- **Data to use**:
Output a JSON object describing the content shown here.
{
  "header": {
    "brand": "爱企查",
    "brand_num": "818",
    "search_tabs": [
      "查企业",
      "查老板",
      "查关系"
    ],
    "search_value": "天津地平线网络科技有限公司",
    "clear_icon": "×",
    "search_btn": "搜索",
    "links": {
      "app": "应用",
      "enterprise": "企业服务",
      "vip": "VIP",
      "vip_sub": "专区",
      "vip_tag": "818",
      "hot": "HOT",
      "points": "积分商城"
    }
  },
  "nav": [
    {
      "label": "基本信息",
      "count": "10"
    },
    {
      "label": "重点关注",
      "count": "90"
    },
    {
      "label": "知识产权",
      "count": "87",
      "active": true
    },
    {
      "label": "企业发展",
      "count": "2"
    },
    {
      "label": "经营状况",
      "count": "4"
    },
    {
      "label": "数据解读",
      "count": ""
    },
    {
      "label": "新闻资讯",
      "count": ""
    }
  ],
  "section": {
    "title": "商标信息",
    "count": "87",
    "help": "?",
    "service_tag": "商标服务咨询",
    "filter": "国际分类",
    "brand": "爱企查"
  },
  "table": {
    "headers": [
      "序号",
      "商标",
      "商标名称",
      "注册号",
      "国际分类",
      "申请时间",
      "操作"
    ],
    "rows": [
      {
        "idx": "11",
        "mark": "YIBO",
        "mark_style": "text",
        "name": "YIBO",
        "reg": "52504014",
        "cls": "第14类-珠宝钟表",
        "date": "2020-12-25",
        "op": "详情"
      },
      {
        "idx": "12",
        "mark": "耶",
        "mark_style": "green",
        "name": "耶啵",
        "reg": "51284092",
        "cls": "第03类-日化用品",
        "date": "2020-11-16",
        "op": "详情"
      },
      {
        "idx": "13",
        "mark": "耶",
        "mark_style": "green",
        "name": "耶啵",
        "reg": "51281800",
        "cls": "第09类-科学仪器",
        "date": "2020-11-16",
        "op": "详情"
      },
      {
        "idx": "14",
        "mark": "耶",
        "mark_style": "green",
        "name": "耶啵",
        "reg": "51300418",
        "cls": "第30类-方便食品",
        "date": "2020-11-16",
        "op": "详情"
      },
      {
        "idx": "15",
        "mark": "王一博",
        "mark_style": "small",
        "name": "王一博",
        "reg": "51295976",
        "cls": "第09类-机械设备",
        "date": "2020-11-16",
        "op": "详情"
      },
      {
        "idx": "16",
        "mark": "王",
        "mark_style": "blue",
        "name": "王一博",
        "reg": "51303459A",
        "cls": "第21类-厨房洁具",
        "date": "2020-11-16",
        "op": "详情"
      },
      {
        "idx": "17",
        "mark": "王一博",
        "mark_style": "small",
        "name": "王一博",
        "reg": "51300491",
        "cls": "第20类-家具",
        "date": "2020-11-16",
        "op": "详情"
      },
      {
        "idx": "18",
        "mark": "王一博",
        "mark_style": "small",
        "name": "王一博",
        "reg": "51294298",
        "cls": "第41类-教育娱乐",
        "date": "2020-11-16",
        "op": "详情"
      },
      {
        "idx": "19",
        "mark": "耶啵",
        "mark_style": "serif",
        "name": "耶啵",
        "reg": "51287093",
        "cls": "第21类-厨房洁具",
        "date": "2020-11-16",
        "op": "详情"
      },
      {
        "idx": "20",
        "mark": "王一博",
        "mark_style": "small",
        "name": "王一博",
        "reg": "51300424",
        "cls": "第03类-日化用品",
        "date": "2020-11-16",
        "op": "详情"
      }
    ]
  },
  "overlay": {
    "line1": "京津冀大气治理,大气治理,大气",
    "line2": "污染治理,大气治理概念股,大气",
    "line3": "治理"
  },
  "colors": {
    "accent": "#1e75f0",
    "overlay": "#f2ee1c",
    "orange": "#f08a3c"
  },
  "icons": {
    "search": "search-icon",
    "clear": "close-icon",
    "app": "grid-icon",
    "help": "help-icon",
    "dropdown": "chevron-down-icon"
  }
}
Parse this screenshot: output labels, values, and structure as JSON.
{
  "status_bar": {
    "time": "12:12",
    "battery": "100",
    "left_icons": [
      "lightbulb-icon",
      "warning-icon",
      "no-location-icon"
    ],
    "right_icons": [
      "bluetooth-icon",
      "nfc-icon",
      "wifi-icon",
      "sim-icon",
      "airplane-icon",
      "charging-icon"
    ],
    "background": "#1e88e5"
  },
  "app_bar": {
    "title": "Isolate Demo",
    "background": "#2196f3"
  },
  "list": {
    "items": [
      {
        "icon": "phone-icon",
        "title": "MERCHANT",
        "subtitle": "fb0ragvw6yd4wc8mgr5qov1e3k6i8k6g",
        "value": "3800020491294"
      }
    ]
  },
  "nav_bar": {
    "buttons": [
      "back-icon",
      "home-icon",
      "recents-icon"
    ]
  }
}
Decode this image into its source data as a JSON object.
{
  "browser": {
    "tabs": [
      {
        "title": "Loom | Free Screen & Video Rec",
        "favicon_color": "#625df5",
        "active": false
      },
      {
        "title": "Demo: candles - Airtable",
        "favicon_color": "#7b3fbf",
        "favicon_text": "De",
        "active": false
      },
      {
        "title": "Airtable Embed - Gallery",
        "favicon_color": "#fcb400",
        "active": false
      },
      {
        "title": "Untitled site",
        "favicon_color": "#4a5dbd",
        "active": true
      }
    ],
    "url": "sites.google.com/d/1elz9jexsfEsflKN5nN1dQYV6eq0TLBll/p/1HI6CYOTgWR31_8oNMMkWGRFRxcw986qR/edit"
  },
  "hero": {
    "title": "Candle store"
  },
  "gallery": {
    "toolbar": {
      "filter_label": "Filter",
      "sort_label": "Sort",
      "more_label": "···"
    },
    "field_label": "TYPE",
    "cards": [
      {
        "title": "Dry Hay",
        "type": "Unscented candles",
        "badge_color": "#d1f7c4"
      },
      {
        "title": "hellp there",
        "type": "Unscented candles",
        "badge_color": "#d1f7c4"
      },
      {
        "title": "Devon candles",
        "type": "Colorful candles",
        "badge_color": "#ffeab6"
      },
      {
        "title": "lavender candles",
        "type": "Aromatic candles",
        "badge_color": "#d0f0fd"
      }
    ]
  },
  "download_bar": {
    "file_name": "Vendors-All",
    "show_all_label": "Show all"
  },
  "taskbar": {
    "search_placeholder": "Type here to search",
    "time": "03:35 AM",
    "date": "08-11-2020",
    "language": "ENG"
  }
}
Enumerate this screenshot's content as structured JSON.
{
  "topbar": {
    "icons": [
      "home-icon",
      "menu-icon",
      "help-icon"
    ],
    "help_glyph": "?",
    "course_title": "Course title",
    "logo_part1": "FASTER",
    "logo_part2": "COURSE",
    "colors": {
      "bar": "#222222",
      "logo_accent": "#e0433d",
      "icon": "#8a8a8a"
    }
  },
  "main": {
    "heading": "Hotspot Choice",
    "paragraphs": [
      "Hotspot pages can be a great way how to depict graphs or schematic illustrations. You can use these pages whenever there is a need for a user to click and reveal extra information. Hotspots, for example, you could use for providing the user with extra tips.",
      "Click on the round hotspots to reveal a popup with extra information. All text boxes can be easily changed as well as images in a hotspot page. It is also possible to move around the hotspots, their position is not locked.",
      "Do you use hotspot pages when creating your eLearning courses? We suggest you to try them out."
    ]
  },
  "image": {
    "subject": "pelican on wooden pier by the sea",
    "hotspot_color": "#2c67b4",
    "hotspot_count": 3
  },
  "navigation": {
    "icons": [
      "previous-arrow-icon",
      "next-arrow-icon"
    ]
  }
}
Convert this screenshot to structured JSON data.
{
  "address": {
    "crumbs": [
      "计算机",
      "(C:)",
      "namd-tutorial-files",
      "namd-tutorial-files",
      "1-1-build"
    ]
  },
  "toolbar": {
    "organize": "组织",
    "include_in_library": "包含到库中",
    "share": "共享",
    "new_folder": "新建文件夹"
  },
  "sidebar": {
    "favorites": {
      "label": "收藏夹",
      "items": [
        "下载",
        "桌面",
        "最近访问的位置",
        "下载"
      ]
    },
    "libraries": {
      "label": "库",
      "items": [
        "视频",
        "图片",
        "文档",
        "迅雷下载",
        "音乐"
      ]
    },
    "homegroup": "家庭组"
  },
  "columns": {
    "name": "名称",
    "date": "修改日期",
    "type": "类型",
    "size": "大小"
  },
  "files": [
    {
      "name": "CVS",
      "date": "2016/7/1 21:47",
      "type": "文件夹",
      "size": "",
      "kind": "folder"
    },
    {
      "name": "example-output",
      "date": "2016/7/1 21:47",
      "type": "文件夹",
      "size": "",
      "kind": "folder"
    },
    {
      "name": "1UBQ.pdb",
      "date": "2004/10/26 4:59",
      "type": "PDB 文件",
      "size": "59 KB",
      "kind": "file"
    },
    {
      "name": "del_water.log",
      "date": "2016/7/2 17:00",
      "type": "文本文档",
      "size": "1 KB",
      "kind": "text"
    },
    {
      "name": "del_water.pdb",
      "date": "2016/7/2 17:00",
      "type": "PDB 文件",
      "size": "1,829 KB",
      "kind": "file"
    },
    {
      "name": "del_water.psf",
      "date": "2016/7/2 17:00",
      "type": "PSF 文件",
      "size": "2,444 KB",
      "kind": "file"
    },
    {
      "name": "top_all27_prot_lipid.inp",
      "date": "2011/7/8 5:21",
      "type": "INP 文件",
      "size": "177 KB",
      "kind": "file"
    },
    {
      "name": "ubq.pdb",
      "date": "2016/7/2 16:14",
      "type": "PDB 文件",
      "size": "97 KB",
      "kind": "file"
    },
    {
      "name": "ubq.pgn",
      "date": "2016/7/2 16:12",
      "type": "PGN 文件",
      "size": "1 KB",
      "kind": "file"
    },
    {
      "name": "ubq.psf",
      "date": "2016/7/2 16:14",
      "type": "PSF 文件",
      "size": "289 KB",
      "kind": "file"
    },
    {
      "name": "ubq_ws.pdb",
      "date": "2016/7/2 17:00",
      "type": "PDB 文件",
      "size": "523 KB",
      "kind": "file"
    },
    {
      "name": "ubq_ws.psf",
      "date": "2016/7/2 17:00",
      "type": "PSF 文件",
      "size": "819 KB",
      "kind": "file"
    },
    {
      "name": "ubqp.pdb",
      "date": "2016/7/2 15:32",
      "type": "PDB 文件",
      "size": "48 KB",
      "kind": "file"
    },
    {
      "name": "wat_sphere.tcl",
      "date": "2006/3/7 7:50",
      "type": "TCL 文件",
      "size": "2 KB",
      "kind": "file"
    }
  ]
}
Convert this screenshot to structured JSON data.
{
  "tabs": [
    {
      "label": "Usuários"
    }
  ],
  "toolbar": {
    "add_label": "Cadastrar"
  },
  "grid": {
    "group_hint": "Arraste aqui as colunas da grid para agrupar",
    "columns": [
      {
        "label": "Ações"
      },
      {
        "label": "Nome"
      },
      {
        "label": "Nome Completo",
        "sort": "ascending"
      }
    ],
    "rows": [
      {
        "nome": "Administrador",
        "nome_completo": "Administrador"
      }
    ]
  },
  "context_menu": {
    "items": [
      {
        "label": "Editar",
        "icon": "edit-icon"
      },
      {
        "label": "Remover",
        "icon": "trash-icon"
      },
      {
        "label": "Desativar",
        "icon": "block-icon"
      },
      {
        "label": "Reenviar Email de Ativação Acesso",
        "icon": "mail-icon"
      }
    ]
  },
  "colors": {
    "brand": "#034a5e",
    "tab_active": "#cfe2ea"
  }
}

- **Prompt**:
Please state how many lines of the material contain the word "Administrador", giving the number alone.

- **Answer to this problem**:
2